The right to be cold

I struggle with the cold and dark at this time of year, wishing I could skip the boots and walk barefoot across warm summer grass. So, The Right to Be Cold: One Woman’s Story of Protecting Her Culture, the Arctic and the Whole Planet by Sheila Watt-Cloutier has been good and important reading for me as cold arctic air blows through Montreal.

Watt-Cloutier is an internationally-known Inuit activist from Kuujjuaq, Nunavik. In The Right to Be Cold, she reminds us of what is being lost from the world of her childhood.

The world was blue and white and rocky, and defined by the things that had an immediate bearing on us— the people who helped and cared for us, the dogs that gave us their strength, the water and land that nurtured us. …  To live in a boundless landscape and a close-knit culture in which everything matters, and everything is connected is a kind of magic.

And she underscores the global implications losing this interconnected culture and ecosystem. “If we allow the Arctic to melt, we lose more than the planet that has nurtured us for all of human history,” she says, “We lose the wisdom required for us to sustain it.” She reminds us that we are all bound up in this together. The arctic is at the forefront; nowhere is very far behind.  

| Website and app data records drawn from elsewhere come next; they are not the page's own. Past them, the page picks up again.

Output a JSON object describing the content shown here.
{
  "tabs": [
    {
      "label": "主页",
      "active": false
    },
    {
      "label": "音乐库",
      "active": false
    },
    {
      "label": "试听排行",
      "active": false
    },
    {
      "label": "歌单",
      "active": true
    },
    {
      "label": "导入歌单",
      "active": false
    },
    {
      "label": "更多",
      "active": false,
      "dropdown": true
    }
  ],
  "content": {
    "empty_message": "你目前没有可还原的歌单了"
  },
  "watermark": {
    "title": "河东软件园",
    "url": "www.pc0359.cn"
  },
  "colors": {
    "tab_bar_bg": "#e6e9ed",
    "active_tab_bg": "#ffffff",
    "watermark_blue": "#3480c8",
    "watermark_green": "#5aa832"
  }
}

I am grateful for her words, chastened, humbled, I give thanks for this cold day, for the things we can do now if we work together, for Watt-Cloutier’s prophetic voice, and for God who gives us hope and strength to respond. And I am grateful too for those to stand up for our right to be cold!

This message was written by Alyson Huntly for this week’s Wingèd Ox, a weekly news digest distributed to the college community.